[Interface dataset entries]
┄┄┄┄┄┄┄┄┄┄┄┄┄┄┄┄┄┄┄┄

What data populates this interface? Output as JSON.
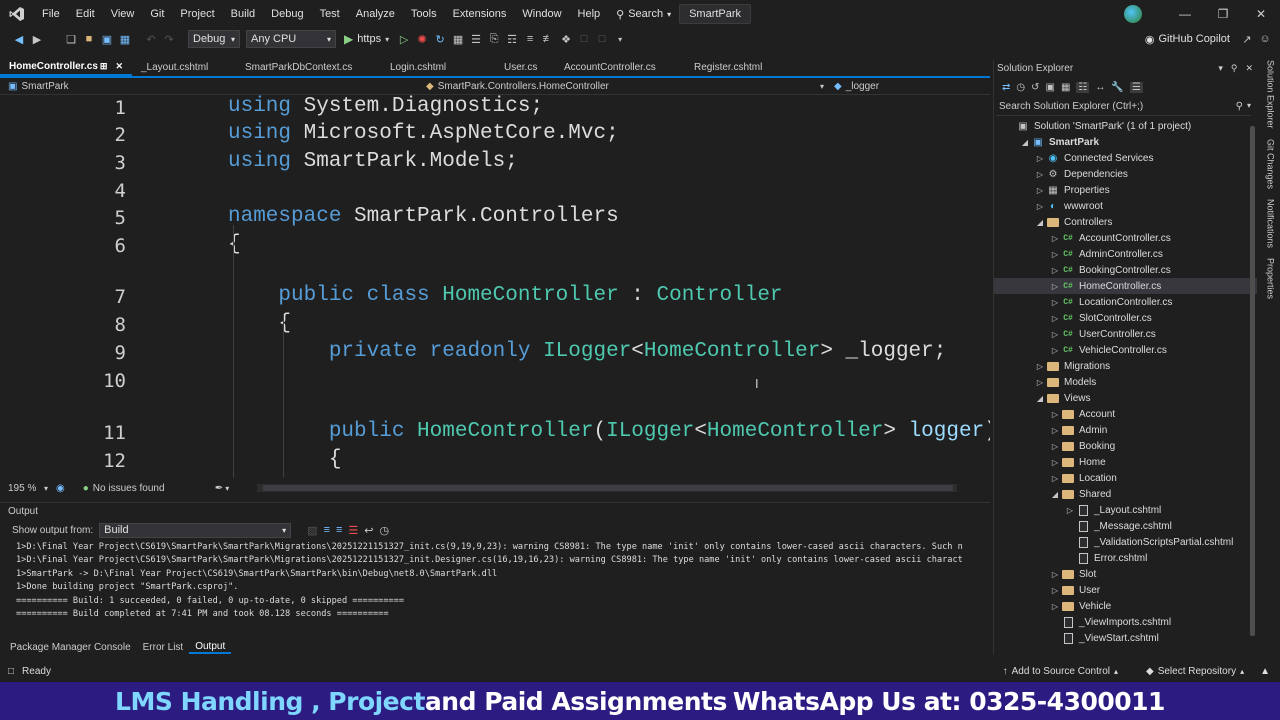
{
  "menu": [
    "File",
    "Edit",
    "View",
    "Git",
    "Project",
    "Build",
    "Debug",
    "Test",
    "Analyze",
    "Tools",
    "Extensions",
    "Window",
    "Help"
  ],
  "search_label": "Search",
  "project_name": "SmartPark",
  "toolbar": {
    "config": "Debug",
    "platform": "Any CPU",
    "run_target": "https",
    "copilot": "GitHub Copilot"
  },
  "tabs": [
    "HomeController.cs",
    "_Layout.cshtml",
    "SmartParkDbContext.cs",
    "Login.cshtml",
    "User.cs",
    "AccountController.cs",
    "Register.cshtml"
  ],
  "nav": {
    "project": "SmartPark",
    "class": "SmartPark.Controllers.HomeController",
    "member": "_logger"
  },
  "code_lines": [
    {
      "num": "1",
      "tokens": [
        [
          "kw",
          "using "
        ],
        [
          "nm",
          "System.Diagnostics;"
        ]
      ]
    },
    {
      "num": "2",
      "tokens": [
        [
          "kw",
          "using "
        ],
        [
          "nm",
          "Microsoft.AspNetCore.Mvc;"
        ]
      ]
    },
    {
      "num": "3",
      "tokens": [
        [
          "kw",
          "using "
        ],
        [
          "nm",
          "SmartPark.Models;"
        ]
      ]
    },
    {
      "num": "4",
      "tokens": []
    },
    {
      "num": "5",
      "tokens": [
        [
          "kw",
          "namespace "
        ],
        [
          "nm",
          "SmartPark.Controllers"
        ]
      ]
    },
    {
      "num": "6",
      "tokens": [
        [
          "nm",
          "{"
        ]
      ]
    },
    {
      "num": "7",
      "tokens": [
        [
          "nm",
          "    "
        ],
        [
          "kw",
          "public class "
        ],
        [
          "ty",
          "HomeController"
        ],
        [
          "nm",
          " : "
        ],
        [
          "ty",
          "Controller"
        ]
      ]
    },
    {
      "num": "8",
      "tokens": [
        [
          "nm",
          "    {"
        ]
      ]
    },
    {
      "num": "9",
      "tokens": [
        [
          "nm",
          "        "
        ],
        [
          "kw",
          "private readonly "
        ],
        [
          "ty",
          "ILogger"
        ],
        [
          "nm",
          "<"
        ],
        [
          "ty",
          "HomeController"
        ],
        [
          "nm",
          "> _logger;"
        ]
      ]
    },
    {
      "num": "10",
      "tokens": []
    },
    {
      "num": "11",
      "tokens": [
        [
          "nm",
          "        "
        ],
        [
          "kw",
          "public "
        ],
        [
          "ty",
          "HomeController"
        ],
        [
          "nm",
          "("
        ],
        [
          "ty",
          "ILogger"
        ],
        [
          "nm",
          "<"
        ],
        [
          "ty",
          "HomeController"
        ],
        [
          "nm",
          "> "
        ],
        [
          "id",
          "logger"
        ],
        [
          "nm",
          ")"
        ]
      ]
    },
    {
      "num": "12",
      "tokens": [
        [
          "nm",
          "        {"
        ]
      ]
    }
  ],
  "editor_status": {
    "zoom": "195 %",
    "issues": "No issues found"
  },
  "output": {
    "title": "Output",
    "show_from_label": "Show output from:",
    "source": "Build",
    "lines": [
      "1>D:\\Final Year Project\\CS619\\SmartPark\\SmartPark\\Migrations\\20251221151327_init.cs(9,19,9,23): warning CS8981: The type name 'init' only contains lower-cased ascii characters. Such n",
      "1>D:\\Final Year Project\\CS619\\SmartPark\\SmartPark\\Migrations\\20251221151327_init.Designer.cs(16,19,16,23): warning CS8981: The type name 'init' only contains lower-cased ascii charact",
      "1>SmartPark -> D:\\Final Year Project\\CS619\\SmartPark\\SmartPark\\bin\\Debug\\net8.0\\SmartPark.dll",
      "1>Done building project \"SmartPark.csproj\".",
      "========== Build: 1 succeeded, 0 failed, 0 up-to-date, 0 skipped ==========",
      "========== Build completed at 7:41 PM and took 08.128 seconds =========="
    ]
  },
  "bottom_tabs": [
    "Package Manager Console",
    "Error List",
    "Output"
  ],
  "solution_explorer": {
    "title": "Solution Explorer",
    "search_placeholder": "Search Solution Explorer (Ctrl+;)",
    "items": [
      {
        "label": "Solution 'SmartPark' (1 of 1 project)",
        "indent": 0,
        "arrow": "",
        "icon": "solution"
      },
      {
        "label": "SmartPark",
        "indent": 1,
        "arrow": "down",
        "icon": "project",
        "bold": true
      },
      {
        "label": "Connected Services",
        "indent": 2,
        "arrow": "right",
        "icon": "connected"
      },
      {
        "label": "Dependencies",
        "indent": 2,
        "arrow": "right",
        "icon": "deps"
      },
      {
        "label": "Properties",
        "indent": 2,
        "arrow": "right",
        "icon": "props"
      },
      {
        "label": "wwwroot",
        "indent": 2,
        "arrow": "right",
        "icon": "globe"
      },
      {
        "label": "Controllers",
        "indent": 2,
        "arrow": "down",
        "icon": "folder"
      },
      {
        "label": "AccountController.cs",
        "indent": 3,
        "arrow": "right",
        "icon": "cs"
      },
      {
        "label": "AdminController.cs",
        "indent": 3,
        "arrow": "right",
        "icon": "cs"
      },
      {
        "label": "BookingController.cs",
        "indent": 3,
        "arrow": "right",
        "icon": "cs"
      },
      {
        "label": "HomeController.cs",
        "indent": 3,
        "arrow": "right",
        "icon": "cs",
        "selected": true
      },
      {
        "label": "LocationController.cs",
        "indent": 3,
        "arrow": "right",
        "icon": "cs"
      },
      {
        "label": "SlotController.cs",
        "indent": 3,
        "arrow": "right",
        "icon": "cs"
      },
      {
        "label": "UserController.cs",
        "indent": 3,
        "arrow": "right",
        "icon": "cs"
      },
      {
        "label": "VehicleController.cs",
        "indent": 3,
        "arrow": "right",
        "icon": "cs"
      },
      {
        "label": "Migrations",
        "indent": 2,
        "arrow": "right",
        "icon": "folder"
      },
      {
        "label": "Models",
        "indent": 2,
        "arrow": "right",
        "icon": "folder"
      },
      {
        "label": "Views",
        "indent": 2,
        "arrow": "down",
        "icon": "folder"
      },
      {
        "label": "Account",
        "indent": 3,
        "arrow": "right",
        "icon": "folder"
      },
      {
        "label": "Admin",
        "indent": 3,
        "arrow": "right",
        "icon": "folder"
      },
      {
        "label": "Booking",
        "indent": 3,
        "arrow": "right",
        "icon": "folder"
      },
      {
        "label": "Home",
        "indent": 3,
        "arrow": "right",
        "icon": "folder"
      },
      {
        "label": "Location",
        "indent": 3,
        "arrow": "right",
        "icon": "folder"
      },
      {
        "label": "Shared",
        "indent": 3,
        "arrow": "down",
        "icon": "folder"
      },
      {
        "label": "_Layout.cshtml",
        "indent": 4,
        "arrow": "right",
        "icon": "cshtml"
      },
      {
        "label": "_Message.cshtml",
        "indent": 4,
        "arrow": "",
        "icon": "cshtml"
      },
      {
        "label": "_ValidationScriptsPartial.cshtml",
        "indent": 4,
        "arrow": "",
        "icon": "cshtml"
      },
      {
        "label": "Error.cshtml",
        "indent": 4,
        "arrow": "",
        "icon": "cshtml"
      },
      {
        "label": "Slot",
        "indent": 3,
        "arrow": "right",
        "icon": "folder"
      },
      {
        "label": "User",
        "indent": 3,
        "arrow": "right",
        "icon": "folder"
      },
      {
        "label": "Vehicle",
        "indent": 3,
        "arrow": "right",
        "icon": "folder"
      },
      {
        "label": "_ViewImports.cshtml",
        "indent": 3,
        "arrow": "",
        "icon": "cshtml"
      },
      {
        "label": "_ViewStart.cshtml",
        "indent": 3,
        "arrow": "",
        "icon": "cshtml"
      }
    ]
  },
  "side_rail": [
    "Solution Explorer",
    "Git Changes",
    "Notifications",
    "Properties"
  ],
  "statusbar": {
    "ready": "Ready",
    "source_control": "Add to Source Control",
    "repo": "Select Repository"
  },
  "banner": {
    "part1": "LMS Handling , Project ",
    "part2": "and Paid Assignments ",
    "part3": "WhatsApp Us at: 0325-4300011"
  },
  "colors": {
    "accent": "#0078d4",
    "banner_bg": "#2c1c82",
    "keyword": "#569cd6",
    "type": "#4ec9b0"
  }
}
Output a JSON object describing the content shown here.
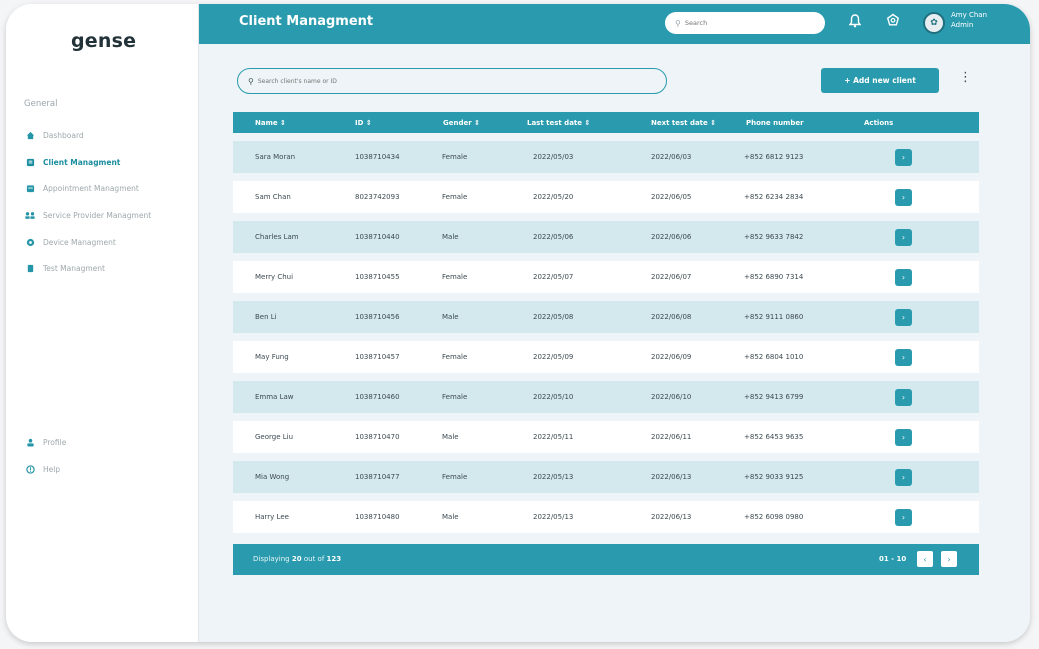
{
  "app": {
    "logo": "gense"
  },
  "sidebar": {
    "section_label": "General",
    "items": [
      {
        "label": "Dashboard",
        "icon": "home-icon",
        "active": false
      },
      {
        "label": "Client Managment",
        "icon": "client-icon",
        "active": true
      },
      {
        "label": "Appointment Managment",
        "icon": "calendar-icon",
        "active": false
      },
      {
        "label": "Service Provider Managment",
        "icon": "provider-icon",
        "active": false
      },
      {
        "label": "Device Managment",
        "icon": "device-icon",
        "active": false
      },
      {
        "label": "Test Managment",
        "icon": "test-icon",
        "active": false
      }
    ],
    "bottom_items": [
      {
        "label": "Profile",
        "icon": "user-icon"
      },
      {
        "label": "Help",
        "icon": "help-icon"
      }
    ]
  },
  "topbar": {
    "title": "Client Managment",
    "search_placeholder": "Search",
    "user_name": "Amy Chan",
    "user_role": "Admin"
  },
  "client_search": {
    "placeholder": "Search client's name or ID"
  },
  "add_button": {
    "label": "+ Add new client"
  },
  "table": {
    "headers": [
      "Name",
      "ID",
      "Gender",
      "Last test date",
      "Next test date",
      "Phone number",
      "Actions"
    ],
    "rows": [
      {
        "name": "Sara Moran",
        "id": "1038710434",
        "gender": "Female",
        "last": "2022/05/03",
        "next": "2022/06/03",
        "phone": "+852 6812 9123"
      },
      {
        "name": "Sam Chan",
        "id": "8023742093",
        "gender": "Female",
        "last": "2022/05/20",
        "next": "2022/06/05",
        "phone": "+852 6234 2834"
      },
      {
        "name": "Charles Lam",
        "id": "1038710440",
        "gender": "Male",
        "last": "2022/05/06",
        "next": "2022/06/06",
        "phone": "+852 9633 7842"
      },
      {
        "name": "Merry Chui",
        "id": "1038710455",
        "gender": "Female",
        "last": "2022/05/07",
        "next": "2022/06/07",
        "phone": "+852 6890 7314"
      },
      {
        "name": "Ben Li",
        "id": "1038710456",
        "gender": "Male",
        "last": "2022/05/08",
        "next": "2022/06/08",
        "phone": "+852 9111 0860"
      },
      {
        "name": "May Fung",
        "id": "1038710457",
        "gender": "Female",
        "last": "2022/05/09",
        "next": "2022/06/09",
        "phone": "+852 6804 1010"
      },
      {
        "name": "Emma Law",
        "id": "1038710460",
        "gender": "Female",
        "last": "2022/05/10",
        "next": "2022/06/10",
        "phone": "+852 9413 6799"
      },
      {
        "name": "George Liu",
        "id": "1038710470",
        "gender": "Male",
        "last": "2022/05/11",
        "next": "2022/06/11",
        "phone": "+852 6453 9635"
      },
      {
        "name": "Mia Wong",
        "id": "1038710477",
        "gender": "Female",
        "last": "2022/05/13",
        "next": "2022/06/13",
        "phone": "+852 9033 9125"
      },
      {
        "name": "Harry Lee",
        "id": "1038710480",
        "gender": "Male",
        "last": "2022/05/13",
        "next": "2022/06/13",
        "phone": "+852 6098 0980"
      }
    ]
  },
  "footer": {
    "displaying_prefix": "Displaying",
    "shown": "20",
    "out_of": "out of",
    "total": "123",
    "range": "01 - 10"
  },
  "colors": {
    "accent": "#2a9bae",
    "row_alt": "#d4e9ee",
    "background": "#eef4f8"
  }
}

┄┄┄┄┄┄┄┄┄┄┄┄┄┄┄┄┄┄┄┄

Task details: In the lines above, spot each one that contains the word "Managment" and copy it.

Answer area:
        "label": "Client Managment",
        "label": "Appointment Managment",
        "label": "Service Provider Managment",
        "label": "Device Managment",
        "label": "Test Managment",
    "title": "Client Managment",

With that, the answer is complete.